Problem statement: Please copy the data shown below, word for word.
----- Entries provided
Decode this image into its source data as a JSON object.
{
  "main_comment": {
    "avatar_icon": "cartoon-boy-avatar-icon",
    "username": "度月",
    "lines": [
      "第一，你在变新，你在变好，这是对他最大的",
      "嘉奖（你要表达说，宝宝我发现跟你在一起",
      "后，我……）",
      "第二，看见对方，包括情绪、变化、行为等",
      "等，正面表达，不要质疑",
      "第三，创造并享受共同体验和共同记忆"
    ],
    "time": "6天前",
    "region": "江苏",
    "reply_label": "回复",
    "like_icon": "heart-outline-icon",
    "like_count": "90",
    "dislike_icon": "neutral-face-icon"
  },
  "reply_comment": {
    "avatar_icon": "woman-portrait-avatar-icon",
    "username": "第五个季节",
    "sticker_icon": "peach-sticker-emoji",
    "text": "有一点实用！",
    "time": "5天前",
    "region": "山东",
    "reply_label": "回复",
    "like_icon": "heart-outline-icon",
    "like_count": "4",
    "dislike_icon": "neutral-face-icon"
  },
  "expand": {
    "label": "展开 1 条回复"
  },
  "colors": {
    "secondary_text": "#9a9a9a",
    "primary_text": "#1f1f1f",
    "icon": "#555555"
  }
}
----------
Final answer:
Decode this image into its source data as a JSON object.
{
  "main_comment": {
    "avatar_icon": "cartoon-boy-avatar-icon",
    "username": "度月",
    "lines": [
      "第一，你在变新，你在变好，这是对他最大的",
      "嘉奖（你要表达说，宝宝我发现跟你在一起",
      "后，我……）",
      "第二，看见对方，包括情绪、变化、行为等",
      "等，正面表达，不要质疑",
      "第三，创造并享受共同体验和共同记忆"
    ],
    "time": "6天前",
    "region": "江苏",
    "reply_label": "回复",
    "like_icon": "heart-outline-icon",
    "like_count": "90",
    "dislike_icon": "neutral-face-icon"
  },
  "reply_comment": {
    "avatar_icon": "woman-portrait-avatar-icon",
    "username": "第五个季节",
    "sticker_icon": "peach-sticker-emoji",
    "text": "有一点实用！",
    "time": "5天前",
    "region": "山东",
    "reply_label": "回复",
    "like_icon": "heart-outline-icon",
    "like_count": "4",
    "dislike_icon": "neutral-face-icon"
  },
  "expand": {
    "label": "展开 1 条回复"
  },
  "colors": {
    "secondary_text": "#9a9a9a",
    "primary_text": "#1f1f1f",
    "icon": "#555555"
  }
}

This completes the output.